Web page and app entries:

━━━━━━━━━━━━━━━━

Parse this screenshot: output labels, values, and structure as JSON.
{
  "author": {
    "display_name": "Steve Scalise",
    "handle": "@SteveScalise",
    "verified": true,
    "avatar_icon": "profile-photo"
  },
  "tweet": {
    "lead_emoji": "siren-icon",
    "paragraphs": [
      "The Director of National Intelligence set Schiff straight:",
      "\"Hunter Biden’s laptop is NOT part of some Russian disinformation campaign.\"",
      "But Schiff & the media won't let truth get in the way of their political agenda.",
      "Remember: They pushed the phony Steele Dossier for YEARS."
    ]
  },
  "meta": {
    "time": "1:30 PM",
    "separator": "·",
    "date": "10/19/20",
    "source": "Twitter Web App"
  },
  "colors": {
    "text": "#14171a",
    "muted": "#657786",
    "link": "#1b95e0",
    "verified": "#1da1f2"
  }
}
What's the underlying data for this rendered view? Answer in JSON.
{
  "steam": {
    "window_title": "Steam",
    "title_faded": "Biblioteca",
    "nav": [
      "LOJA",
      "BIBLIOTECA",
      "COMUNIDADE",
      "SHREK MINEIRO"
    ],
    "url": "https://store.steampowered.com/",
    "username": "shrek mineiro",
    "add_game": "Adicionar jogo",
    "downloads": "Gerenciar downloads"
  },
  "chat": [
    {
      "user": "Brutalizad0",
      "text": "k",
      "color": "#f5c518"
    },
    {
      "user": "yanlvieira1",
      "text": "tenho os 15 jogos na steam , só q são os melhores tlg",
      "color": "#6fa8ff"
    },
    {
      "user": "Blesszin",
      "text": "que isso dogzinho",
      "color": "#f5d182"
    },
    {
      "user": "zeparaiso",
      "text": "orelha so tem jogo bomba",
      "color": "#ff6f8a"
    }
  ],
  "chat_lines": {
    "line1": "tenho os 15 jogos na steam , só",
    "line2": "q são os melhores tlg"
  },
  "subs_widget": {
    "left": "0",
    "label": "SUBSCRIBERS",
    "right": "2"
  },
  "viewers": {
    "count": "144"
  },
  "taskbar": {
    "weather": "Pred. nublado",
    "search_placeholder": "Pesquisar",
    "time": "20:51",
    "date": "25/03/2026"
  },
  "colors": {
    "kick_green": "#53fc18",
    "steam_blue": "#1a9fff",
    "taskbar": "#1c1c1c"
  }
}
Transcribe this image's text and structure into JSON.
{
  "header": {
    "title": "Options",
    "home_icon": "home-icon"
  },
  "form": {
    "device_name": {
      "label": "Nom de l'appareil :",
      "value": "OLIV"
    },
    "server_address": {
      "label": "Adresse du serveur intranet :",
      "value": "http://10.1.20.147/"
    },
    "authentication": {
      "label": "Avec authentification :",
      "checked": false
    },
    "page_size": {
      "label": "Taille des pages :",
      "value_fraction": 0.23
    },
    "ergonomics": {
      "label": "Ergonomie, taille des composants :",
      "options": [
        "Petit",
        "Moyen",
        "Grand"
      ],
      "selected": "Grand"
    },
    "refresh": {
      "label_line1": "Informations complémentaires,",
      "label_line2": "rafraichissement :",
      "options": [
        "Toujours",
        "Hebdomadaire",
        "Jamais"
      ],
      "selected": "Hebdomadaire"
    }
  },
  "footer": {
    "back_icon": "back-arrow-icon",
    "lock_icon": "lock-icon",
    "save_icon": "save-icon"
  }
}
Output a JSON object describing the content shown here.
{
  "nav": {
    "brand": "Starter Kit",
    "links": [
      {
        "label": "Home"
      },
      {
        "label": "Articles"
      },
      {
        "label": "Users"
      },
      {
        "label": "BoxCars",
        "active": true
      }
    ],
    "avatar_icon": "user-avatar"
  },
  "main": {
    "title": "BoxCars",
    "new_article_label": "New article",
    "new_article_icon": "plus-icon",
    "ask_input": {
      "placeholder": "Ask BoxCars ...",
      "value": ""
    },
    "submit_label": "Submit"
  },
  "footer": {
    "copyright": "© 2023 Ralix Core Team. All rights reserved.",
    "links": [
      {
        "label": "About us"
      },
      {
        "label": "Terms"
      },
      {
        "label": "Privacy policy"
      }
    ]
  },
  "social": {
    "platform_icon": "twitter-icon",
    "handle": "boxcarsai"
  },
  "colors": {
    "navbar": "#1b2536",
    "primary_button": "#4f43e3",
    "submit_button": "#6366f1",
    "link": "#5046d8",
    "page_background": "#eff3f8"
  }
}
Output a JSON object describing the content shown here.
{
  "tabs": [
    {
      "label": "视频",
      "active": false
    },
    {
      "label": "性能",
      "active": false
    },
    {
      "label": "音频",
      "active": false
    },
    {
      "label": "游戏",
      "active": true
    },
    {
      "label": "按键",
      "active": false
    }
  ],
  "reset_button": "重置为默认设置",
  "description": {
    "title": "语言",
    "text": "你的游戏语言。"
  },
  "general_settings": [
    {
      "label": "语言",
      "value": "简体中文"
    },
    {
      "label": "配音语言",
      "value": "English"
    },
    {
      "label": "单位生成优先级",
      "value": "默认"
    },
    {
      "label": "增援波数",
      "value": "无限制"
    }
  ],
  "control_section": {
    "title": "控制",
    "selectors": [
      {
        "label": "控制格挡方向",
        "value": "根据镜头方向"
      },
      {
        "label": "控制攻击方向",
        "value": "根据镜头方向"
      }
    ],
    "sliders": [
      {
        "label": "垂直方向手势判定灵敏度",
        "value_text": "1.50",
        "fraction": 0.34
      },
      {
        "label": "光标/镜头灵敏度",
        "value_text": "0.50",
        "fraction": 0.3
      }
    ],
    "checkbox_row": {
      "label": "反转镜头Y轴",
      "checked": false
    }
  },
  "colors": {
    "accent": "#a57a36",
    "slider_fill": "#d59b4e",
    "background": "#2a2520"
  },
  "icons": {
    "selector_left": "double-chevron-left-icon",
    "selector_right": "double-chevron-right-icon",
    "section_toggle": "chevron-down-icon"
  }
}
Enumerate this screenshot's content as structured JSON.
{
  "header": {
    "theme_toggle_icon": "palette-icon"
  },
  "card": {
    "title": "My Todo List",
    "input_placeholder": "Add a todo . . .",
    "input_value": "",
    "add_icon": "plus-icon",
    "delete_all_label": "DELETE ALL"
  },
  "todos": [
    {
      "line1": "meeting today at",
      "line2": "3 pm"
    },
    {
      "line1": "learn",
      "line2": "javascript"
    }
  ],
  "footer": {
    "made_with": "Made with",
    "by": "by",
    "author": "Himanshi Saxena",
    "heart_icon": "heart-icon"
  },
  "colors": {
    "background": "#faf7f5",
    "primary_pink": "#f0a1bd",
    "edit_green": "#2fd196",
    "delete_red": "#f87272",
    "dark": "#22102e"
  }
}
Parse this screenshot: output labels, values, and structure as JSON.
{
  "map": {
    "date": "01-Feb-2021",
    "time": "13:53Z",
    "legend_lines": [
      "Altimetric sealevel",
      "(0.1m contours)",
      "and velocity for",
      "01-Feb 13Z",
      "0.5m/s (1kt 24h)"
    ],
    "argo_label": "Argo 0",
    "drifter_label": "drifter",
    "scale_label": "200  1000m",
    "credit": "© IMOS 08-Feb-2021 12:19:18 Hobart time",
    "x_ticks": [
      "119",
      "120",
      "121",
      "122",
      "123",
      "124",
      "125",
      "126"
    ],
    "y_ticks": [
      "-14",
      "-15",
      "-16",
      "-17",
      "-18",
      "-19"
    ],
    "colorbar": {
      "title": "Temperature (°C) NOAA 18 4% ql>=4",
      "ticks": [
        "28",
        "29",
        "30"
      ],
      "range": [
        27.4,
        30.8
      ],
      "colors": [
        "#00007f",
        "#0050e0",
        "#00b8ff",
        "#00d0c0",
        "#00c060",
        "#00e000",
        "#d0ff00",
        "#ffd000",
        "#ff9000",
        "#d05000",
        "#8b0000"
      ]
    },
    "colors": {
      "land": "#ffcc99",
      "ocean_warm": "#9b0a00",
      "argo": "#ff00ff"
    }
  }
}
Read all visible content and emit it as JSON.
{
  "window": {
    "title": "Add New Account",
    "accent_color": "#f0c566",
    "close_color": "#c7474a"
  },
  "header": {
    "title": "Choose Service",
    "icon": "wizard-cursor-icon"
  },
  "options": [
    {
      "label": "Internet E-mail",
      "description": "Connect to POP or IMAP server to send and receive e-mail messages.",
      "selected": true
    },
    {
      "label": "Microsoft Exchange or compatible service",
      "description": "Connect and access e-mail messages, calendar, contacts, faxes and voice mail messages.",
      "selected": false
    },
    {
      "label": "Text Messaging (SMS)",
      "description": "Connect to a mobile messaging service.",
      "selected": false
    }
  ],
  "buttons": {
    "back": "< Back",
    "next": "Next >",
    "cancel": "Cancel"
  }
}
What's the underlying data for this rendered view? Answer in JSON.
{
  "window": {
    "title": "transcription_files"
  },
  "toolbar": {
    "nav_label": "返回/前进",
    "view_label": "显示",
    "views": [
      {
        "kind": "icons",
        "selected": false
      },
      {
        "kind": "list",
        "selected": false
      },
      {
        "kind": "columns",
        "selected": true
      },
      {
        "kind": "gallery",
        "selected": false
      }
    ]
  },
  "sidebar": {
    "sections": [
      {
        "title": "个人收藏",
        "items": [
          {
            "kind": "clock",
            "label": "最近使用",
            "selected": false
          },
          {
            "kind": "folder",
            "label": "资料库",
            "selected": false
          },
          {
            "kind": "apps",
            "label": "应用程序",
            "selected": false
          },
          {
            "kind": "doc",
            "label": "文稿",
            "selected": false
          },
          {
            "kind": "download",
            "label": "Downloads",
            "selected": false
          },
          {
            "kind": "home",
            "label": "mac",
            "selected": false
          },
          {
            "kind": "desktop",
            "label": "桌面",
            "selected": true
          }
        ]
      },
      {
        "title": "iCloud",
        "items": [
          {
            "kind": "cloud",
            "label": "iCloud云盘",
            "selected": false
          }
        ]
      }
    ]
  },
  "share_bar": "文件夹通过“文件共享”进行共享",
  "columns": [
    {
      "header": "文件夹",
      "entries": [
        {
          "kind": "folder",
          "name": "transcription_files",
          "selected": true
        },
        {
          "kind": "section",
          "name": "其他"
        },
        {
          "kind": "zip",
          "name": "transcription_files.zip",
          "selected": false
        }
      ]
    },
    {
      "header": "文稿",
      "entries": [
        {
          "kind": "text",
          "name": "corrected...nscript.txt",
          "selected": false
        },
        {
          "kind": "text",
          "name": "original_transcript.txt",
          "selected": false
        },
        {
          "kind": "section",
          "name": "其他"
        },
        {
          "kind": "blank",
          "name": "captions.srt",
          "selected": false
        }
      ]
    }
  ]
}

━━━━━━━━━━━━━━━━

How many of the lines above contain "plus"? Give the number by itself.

2